In this investment round, we want to actively use this national-level EOTE data for the first time, to shift funding away from the poorest-performing areas of provision in SAC level 3 and above.

We will look through the national-level data to find SAC level 3 and above qualifications that seem to have very poor employment outcomes. Then we will talk to the TEOs that deliver those qualifications, to understand what’s behind the data and whether we should reduce our investment.

In some cases, there will be a good story behind the data, and we won’t want to reduce investment in the qualification.
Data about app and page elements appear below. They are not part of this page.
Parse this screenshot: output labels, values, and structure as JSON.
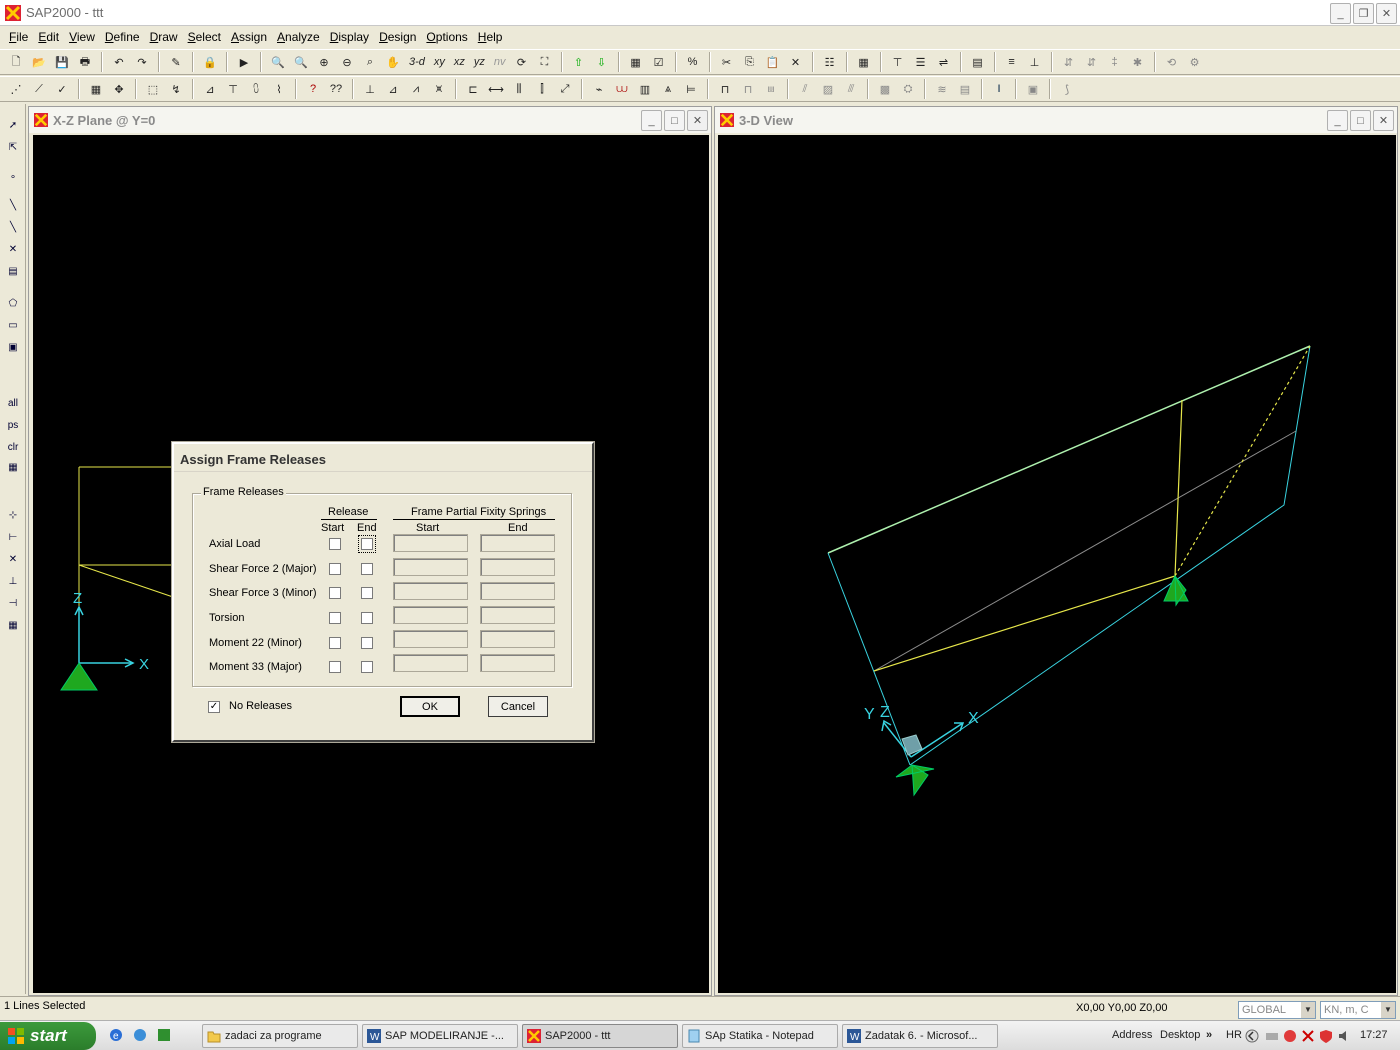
{
  "window": {
    "title": "SAP2000 - ttt"
  },
  "menu": [
    "File",
    "Edit",
    "View",
    "Define",
    "Draw",
    "Select",
    "Assign",
    "Analyze",
    "Display",
    "Design",
    "Options",
    "Help"
  ],
  "toolbar": {
    "view_3d": "3-d",
    "view_xy": "xy",
    "view_xz": "xz",
    "view_yz": "yz",
    "view_nv": "nv"
  },
  "lefttoolbar": {
    "all": "all",
    "ps": "ps",
    "clr": "clr"
  },
  "xz_window": {
    "title": "X-Z Plane @ Y=0",
    "axis_z": "Z",
    "axis_x": "X"
  },
  "view3d_window": {
    "title": "3-D View",
    "axis_y": "Y",
    "axis_z": "Z",
    "axis_x": "X"
  },
  "dialog": {
    "title": "Assign Frame Releases",
    "group_label": "Frame Releases",
    "release_header": "Release",
    "springs_header": "Frame Partial Fixity Springs",
    "col_start": "Start",
    "col_end": "End",
    "rows": [
      "Axial Load",
      "Shear Force 2 (Major)",
      "Shear Force 3 (Minor)",
      "Torsion",
      "Moment 22 (Minor)",
      "Moment 33 (Major)"
    ],
    "no_releases_label": "No Releases",
    "no_releases_checked": true,
    "ok_label": "OK",
    "cancel_label": "Cancel"
  },
  "statusbar": {
    "selection": "1 Lines Selected",
    "coords": "X0,00  Y0,00  Z0,00",
    "coord_system": "GLOBAL",
    "units": "KN, m, C"
  },
  "taskbar": {
    "start": "start",
    "tasks": [
      "zadaci za programe",
      "SAP  MODELIRANJE -...",
      "SAP2000 - ttt",
      "SAp Statika - Notepad",
      "Zadatak 6. - Microsof..."
    ],
    "address": "Address",
    "desktop": "Desktop",
    "lang": "HR",
    "clock": "17:27"
  },
  "colors": {
    "viewport_bg": "#000000",
    "frame_cyan": "#39d3e0",
    "frame_yellow": "#e6e64a",
    "support_green": "#1fa81f"
  }
}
In other cases, the reason for the poor employment outcome will be that the qualification is not valued by employers, or that there are too many graduates for the number of jobs available. In those cases, we will ask TEOs to commit to reducing their delivery over the plan period. As we have done previously, this investment may be moved elsewhere, either within the same TEO or to another TEO.

Setting challenging but achievable goals

Your plan should set challenging but achievable performance commitments. These commitments need to demonstrate how you will help learners to enrol and support them to succeed along educational pathways which will lead to better economic and social returns for them and society as a whole.

Over time, we want to develop the capability to better understand the links between learner characteristics and educational and career success. We want to use this information to target our investments and encourage TEOs to target their investments to improve the opportunities for learners.

Although this will take time, we are currently developing more learner-focused information based on a pipeline view of the system. This information will help us identify where the system can better reach out to, and improve results for, priority learner groups.

We want to identify the key momentum points/loss points along the educational pipeline for different learner groups so we can identify key ‘strategic investment opportunities’. That is, where we can get the greatest value from interventions aimed at improving outcomes for learners. We want to focus any additional investment opportunities in these areas.

As we develop this information, Investment Managers will be sharing this with you as we engage with your organisation on your plan.

Better information will enable students to make informed choices about what and where to study. In our last Plan Guidance, we signalled our expectation that TEOs would publish better information to help learners make good enrolment decisions.

We’ve done some work and talked with some of you, and developed a consistent set of useful information – the Key Information Set. We’ll be expecting all TEOs to adopt and publish this information on their websites. We’re running a pilot with a small number of organisations at the moment, and will be rolling this out to all TEOs early next year.



Go to next section: Plan basics